> [What is needed]:
List every line below containing "produkce".

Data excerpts
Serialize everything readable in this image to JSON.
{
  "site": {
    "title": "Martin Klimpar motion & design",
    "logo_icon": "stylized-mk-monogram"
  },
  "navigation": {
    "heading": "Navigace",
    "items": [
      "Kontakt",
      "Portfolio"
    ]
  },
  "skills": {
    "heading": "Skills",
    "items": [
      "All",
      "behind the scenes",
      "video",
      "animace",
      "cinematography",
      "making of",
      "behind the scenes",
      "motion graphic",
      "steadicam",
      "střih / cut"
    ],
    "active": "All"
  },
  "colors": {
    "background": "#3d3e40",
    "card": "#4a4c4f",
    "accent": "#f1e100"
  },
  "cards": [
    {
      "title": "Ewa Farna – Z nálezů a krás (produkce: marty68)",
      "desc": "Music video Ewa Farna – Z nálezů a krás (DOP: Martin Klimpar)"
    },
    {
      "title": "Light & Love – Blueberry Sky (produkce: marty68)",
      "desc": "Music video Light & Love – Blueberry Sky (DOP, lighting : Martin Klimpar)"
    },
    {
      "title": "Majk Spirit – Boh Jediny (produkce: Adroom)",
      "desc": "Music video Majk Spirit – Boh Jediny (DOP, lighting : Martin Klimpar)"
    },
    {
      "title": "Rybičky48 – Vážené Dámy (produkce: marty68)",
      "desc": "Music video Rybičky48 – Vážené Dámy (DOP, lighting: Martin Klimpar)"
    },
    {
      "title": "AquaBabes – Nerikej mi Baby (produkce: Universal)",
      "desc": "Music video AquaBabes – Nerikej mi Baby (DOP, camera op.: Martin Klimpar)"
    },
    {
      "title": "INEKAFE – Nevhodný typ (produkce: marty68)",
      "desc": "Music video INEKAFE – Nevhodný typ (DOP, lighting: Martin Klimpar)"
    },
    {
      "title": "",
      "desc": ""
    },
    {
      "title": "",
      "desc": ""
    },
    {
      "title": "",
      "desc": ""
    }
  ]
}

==

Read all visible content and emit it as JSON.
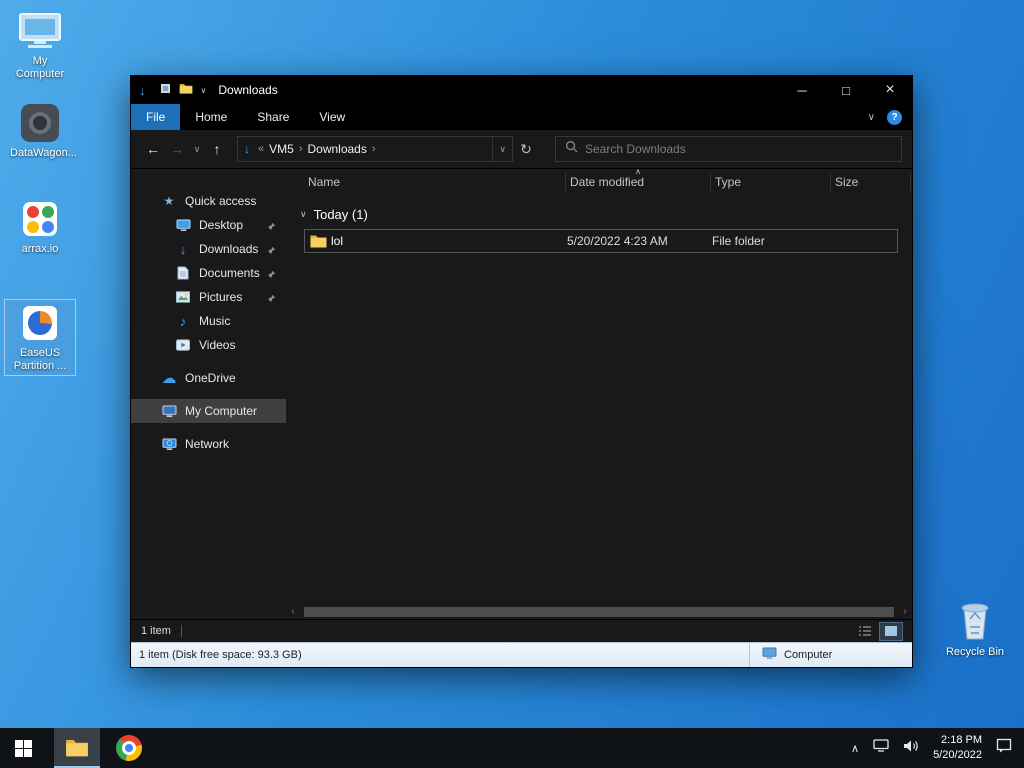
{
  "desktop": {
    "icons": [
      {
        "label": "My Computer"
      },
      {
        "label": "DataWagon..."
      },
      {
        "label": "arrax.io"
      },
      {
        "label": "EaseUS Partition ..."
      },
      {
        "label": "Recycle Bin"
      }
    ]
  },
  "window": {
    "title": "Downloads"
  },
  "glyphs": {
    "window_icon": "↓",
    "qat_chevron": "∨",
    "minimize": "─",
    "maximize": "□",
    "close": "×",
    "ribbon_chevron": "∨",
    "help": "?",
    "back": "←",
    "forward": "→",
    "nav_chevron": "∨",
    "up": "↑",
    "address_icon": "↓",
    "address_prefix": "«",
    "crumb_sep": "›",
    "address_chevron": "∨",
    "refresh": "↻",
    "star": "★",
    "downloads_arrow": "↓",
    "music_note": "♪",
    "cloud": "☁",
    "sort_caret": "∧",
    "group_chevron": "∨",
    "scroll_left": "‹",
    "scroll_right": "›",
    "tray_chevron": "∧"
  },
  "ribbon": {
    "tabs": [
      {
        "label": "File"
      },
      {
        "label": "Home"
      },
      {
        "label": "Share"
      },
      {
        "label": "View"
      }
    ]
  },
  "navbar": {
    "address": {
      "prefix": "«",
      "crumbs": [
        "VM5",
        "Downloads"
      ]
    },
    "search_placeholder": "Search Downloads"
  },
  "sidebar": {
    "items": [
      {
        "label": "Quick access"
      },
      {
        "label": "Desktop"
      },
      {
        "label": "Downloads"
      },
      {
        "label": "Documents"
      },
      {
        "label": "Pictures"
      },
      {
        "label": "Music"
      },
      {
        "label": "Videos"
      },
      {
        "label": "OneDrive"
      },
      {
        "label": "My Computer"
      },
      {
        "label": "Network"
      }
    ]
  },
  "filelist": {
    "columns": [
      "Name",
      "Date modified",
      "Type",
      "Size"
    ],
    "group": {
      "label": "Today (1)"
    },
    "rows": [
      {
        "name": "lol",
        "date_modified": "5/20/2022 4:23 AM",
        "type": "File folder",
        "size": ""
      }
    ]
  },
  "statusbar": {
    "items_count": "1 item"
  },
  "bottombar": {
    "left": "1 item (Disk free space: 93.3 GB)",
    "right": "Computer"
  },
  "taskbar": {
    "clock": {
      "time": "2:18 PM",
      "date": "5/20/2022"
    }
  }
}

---

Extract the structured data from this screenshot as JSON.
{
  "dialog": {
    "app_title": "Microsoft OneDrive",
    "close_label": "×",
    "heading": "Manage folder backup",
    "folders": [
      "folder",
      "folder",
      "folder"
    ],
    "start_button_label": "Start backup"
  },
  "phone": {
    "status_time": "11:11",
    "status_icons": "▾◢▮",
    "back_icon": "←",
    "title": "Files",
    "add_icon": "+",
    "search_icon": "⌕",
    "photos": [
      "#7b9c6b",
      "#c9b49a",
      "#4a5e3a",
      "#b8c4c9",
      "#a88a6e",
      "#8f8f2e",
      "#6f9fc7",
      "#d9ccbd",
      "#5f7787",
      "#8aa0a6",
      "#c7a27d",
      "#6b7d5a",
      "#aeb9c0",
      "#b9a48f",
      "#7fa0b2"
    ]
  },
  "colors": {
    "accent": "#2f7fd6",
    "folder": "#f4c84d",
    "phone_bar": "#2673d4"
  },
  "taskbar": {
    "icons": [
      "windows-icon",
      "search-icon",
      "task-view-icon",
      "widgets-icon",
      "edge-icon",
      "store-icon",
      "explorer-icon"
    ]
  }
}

> [Answer for the task]:
      "title": "Ewa Farna – Z nálezů a krás (produkce: marty68)",
      "title": "Light & Love – Blueberry Sky (produkce: marty68)",
      "title": "Majk Spirit – Boh Jediny (produkce: Adroom)",
      "title": "Rybičky48 – Vážené Dámy (produkce: marty68)",
      "title": "AquaBabes – Nerikej mi Baby (produkce: Universal)",
      "title": "INEKAFE – Nevhodný typ (produkce: marty68)",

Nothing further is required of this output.